The paper continues the description of aspectual functions of the preverb meg- that was started in the first part. The relevant groups of achievement and accomplishment verbs are presented. A detailed description of peculiarities of their use is given, the distinction between lexical and viewpoint aspect is commented on, the range of elements encoding telicity is extended and classified, and the difficulties of lexical presentation of verb pairs referring to activity vs. accomplishment are listed.
lexical aspect, viewpoint aspect, achievements, accomplishments, telicity markers
In this article we are concerned with the issue of metaphor universals in poetry. By metaphor universals we mean any (universal or potentially universal) metaphor-related phenomena. Metaphor universals are approached from a conceptual metaphor theory (CMT) perspective here. The majority of our examples are taken from American English, British English and Hungarian poems, including a number of Hungarian folksongs. Since universality assumes non-universality, we are concerned with both universal and non-universal aspects of metaphor in poetry. We attempt to answer two questions: What makes some metaphors universal? and What makes some other conceptual metaphors non-universal in poetry? In answering these questions, we use an extended view of CMT provided by Kövecses (2017, 2015), which has two main components: the multi-level view of metaphor and the contextualist version of CMT. The analysis demonstrates that this complex approach offers several new insights into the study of poetic metaphor.

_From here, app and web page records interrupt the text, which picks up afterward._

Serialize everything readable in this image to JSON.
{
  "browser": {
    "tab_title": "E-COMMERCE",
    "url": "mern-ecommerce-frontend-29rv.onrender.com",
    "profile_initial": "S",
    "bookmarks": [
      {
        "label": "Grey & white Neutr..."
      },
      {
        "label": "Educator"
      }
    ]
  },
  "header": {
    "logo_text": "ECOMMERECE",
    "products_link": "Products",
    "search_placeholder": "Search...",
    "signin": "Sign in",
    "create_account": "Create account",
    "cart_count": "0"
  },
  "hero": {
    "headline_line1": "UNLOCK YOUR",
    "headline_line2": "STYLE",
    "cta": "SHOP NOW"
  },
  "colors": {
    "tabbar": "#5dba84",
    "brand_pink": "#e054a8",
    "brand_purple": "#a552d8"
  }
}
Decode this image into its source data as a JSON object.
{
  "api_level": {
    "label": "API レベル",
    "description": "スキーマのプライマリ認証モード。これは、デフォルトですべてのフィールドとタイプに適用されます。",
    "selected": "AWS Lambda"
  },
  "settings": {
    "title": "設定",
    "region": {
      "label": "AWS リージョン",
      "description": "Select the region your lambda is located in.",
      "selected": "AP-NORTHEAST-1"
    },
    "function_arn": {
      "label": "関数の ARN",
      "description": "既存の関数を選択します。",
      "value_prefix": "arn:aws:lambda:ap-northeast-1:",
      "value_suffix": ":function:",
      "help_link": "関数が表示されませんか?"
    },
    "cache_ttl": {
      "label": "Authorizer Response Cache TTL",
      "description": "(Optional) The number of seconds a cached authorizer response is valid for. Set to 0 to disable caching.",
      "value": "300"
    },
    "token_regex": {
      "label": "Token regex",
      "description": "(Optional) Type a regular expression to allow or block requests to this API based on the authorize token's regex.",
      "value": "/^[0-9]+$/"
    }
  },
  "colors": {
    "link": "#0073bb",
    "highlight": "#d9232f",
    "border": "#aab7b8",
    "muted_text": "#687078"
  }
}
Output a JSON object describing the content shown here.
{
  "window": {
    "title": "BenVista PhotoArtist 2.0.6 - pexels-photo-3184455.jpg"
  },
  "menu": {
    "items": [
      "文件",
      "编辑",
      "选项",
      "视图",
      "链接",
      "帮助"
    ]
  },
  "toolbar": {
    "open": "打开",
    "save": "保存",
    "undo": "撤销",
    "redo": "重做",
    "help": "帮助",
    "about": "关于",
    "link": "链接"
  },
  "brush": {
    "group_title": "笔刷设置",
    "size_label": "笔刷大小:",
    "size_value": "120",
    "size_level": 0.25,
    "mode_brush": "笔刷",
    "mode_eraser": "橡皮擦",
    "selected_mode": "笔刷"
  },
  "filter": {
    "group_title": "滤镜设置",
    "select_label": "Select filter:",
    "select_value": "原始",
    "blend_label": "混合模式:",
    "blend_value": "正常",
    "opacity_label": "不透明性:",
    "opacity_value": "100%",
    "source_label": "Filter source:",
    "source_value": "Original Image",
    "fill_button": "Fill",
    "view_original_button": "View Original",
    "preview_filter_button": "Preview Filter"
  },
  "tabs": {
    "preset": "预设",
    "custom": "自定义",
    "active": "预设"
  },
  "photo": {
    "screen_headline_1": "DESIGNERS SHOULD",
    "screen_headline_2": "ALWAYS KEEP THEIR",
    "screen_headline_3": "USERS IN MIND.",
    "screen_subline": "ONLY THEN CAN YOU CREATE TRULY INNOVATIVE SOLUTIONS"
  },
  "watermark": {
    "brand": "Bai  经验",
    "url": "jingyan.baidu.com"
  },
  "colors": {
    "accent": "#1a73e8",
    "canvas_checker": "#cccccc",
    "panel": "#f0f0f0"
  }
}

conceptual metaphor theory, poetic metaphor, universality, non-universality, context, multi-level view of metaphors, Hungarian folksongs
Focusing on Creole styling and performance as metrolingual practice in Sam Selvon’s The Lonely Londoners, this essay explores the role of culturally embedded vernacular repertoires and resources in the (re)construction of identity and space. On the one hand, styling involves the ongoing negotiation of im/migrant life, and the rewriting of racial sociosemantics and – semiotics in the imperial metropolis. On the other hand, Creole styling crafts a new and rival space that challenges the racial structuration of London. The paper hence shows how Caribbean Creole styling is an embodied and embedded, complex and ordinary, performative and habitual, spectacular and opaque, translingual and transcultural multimodal practice with profound affective, speculative and political implications.
metrolingualism, Creole, styling, performance, Black British identity, im/migration, Caribbean literature, race
A nyelvtudomány műhelyéből
This paper gives an overview of the processes underlying the emergence of critical sociolinguistics and the development of its key concepts in current scholarship. It points out that the critical turn in sociolinguistics can be traced back to two interrelated sources: the first is the discipline’s internal development resulting in the study of language ideologies, and the second is the consequence of social, economic and political changes that are connected to quotidian experience of language matters. Whereas the study of language ideologies is well established within Hungarian sociolinguistics, empirical research on language and globalisation is scarce. The authors argue that this research, which is both part of linguistics and based in the social sciences, has to be reflexive about its legitimising force in the social effects of linguistic differentiation. This reflexivity is paramount to the success of developing a truly critical sociolinguistics.
critical sociolinguistics, language ideologies, superdiversity, reflexivity, language revitalisation, translanguaging